■ **Work task**:
Using the entries below, show all lines with the string "itheima".

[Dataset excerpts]
#####

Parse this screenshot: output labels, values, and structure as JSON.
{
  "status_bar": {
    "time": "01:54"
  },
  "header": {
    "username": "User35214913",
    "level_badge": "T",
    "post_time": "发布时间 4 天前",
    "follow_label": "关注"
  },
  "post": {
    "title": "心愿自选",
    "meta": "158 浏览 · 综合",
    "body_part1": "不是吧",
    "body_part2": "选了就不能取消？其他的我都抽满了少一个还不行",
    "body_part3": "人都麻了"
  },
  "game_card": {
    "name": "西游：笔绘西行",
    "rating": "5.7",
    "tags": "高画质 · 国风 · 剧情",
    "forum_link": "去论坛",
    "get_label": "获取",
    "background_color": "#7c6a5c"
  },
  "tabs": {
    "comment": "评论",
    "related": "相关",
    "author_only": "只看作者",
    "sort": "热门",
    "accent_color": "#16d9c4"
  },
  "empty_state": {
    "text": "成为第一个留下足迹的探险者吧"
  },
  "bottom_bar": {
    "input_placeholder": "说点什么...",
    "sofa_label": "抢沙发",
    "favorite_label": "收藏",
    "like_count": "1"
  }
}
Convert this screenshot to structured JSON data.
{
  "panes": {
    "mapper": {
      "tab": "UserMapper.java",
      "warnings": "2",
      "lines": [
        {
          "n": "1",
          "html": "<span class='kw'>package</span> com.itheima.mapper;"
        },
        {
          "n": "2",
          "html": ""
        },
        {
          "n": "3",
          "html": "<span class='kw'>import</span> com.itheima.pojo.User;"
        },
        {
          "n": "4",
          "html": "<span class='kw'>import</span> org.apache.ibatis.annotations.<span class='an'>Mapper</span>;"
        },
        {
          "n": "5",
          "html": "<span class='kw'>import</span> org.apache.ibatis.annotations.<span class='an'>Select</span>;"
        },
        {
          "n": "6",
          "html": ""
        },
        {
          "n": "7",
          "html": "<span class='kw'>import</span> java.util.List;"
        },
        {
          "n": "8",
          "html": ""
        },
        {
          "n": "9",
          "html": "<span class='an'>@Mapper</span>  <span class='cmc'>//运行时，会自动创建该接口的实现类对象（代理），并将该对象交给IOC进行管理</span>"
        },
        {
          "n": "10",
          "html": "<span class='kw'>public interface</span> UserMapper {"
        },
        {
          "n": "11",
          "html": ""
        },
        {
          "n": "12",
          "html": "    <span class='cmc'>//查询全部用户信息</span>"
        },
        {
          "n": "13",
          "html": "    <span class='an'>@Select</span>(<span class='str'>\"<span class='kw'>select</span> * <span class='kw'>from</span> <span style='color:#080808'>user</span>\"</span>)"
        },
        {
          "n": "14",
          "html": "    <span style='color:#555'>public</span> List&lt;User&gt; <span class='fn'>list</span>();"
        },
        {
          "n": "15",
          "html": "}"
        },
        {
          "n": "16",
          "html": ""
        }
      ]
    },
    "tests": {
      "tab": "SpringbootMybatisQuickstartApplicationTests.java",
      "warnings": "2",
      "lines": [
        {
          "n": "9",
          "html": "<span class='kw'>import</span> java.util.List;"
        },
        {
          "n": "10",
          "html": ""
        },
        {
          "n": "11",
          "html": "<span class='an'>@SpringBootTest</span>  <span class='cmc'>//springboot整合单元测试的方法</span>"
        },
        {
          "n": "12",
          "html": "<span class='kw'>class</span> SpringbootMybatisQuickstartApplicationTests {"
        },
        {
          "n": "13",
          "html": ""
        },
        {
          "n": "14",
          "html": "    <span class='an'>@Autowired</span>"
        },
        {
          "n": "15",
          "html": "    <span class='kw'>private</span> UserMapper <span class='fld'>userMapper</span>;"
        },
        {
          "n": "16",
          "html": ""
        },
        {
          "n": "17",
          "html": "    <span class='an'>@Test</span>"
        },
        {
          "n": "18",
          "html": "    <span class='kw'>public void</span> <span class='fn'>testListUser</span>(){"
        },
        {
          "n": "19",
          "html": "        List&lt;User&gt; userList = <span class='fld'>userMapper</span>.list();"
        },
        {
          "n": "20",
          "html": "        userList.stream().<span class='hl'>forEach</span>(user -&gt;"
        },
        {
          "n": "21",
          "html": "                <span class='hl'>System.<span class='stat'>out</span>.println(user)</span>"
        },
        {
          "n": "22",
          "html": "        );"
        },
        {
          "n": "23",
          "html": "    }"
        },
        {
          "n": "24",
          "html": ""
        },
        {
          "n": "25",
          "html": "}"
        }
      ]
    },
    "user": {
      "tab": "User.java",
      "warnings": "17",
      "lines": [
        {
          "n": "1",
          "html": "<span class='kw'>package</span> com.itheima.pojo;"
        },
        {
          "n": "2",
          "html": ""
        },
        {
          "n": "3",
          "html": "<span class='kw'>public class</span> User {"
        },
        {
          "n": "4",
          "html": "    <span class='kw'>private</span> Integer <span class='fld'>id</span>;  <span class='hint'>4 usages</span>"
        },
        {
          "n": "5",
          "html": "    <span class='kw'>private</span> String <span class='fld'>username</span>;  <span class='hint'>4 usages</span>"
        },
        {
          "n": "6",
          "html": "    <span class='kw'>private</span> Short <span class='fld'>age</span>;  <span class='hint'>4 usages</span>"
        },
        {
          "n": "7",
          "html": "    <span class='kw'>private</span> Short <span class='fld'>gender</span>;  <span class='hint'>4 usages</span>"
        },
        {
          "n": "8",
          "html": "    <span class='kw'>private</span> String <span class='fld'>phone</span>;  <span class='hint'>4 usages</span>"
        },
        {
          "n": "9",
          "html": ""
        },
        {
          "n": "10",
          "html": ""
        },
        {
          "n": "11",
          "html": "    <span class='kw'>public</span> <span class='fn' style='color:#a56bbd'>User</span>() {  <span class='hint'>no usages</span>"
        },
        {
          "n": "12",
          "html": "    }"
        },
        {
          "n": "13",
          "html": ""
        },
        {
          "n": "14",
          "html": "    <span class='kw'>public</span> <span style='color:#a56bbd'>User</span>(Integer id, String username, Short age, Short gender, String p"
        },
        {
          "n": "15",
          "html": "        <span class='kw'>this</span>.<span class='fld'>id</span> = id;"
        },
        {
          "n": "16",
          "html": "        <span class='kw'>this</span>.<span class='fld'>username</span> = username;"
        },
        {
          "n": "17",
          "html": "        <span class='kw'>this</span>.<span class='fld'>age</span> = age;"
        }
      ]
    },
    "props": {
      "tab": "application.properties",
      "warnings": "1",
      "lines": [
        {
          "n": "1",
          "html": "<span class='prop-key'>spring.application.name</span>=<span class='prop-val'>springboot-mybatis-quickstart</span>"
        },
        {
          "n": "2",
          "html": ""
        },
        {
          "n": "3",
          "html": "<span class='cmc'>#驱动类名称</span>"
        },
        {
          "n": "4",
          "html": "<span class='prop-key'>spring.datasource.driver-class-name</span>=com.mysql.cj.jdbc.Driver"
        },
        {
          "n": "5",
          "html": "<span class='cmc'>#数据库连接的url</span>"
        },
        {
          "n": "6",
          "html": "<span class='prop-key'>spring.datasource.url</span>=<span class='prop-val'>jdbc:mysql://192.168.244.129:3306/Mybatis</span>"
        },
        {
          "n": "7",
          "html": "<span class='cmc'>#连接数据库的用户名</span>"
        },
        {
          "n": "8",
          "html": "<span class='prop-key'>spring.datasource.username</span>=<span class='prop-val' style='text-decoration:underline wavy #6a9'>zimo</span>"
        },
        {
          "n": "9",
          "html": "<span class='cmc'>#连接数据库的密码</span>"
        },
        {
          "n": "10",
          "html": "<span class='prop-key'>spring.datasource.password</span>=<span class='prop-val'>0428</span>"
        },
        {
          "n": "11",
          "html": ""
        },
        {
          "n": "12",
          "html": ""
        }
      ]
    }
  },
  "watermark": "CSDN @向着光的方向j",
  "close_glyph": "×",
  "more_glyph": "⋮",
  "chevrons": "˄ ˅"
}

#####

■ **Response below**:
          "html": "<span class='kw'>package</span> com.itheima.mapper;"
          "html": "<span class='kw'>import</span> com.itheima.pojo.User;"
          "html": "<span class='kw'>package</span> com.itheima.pojo;"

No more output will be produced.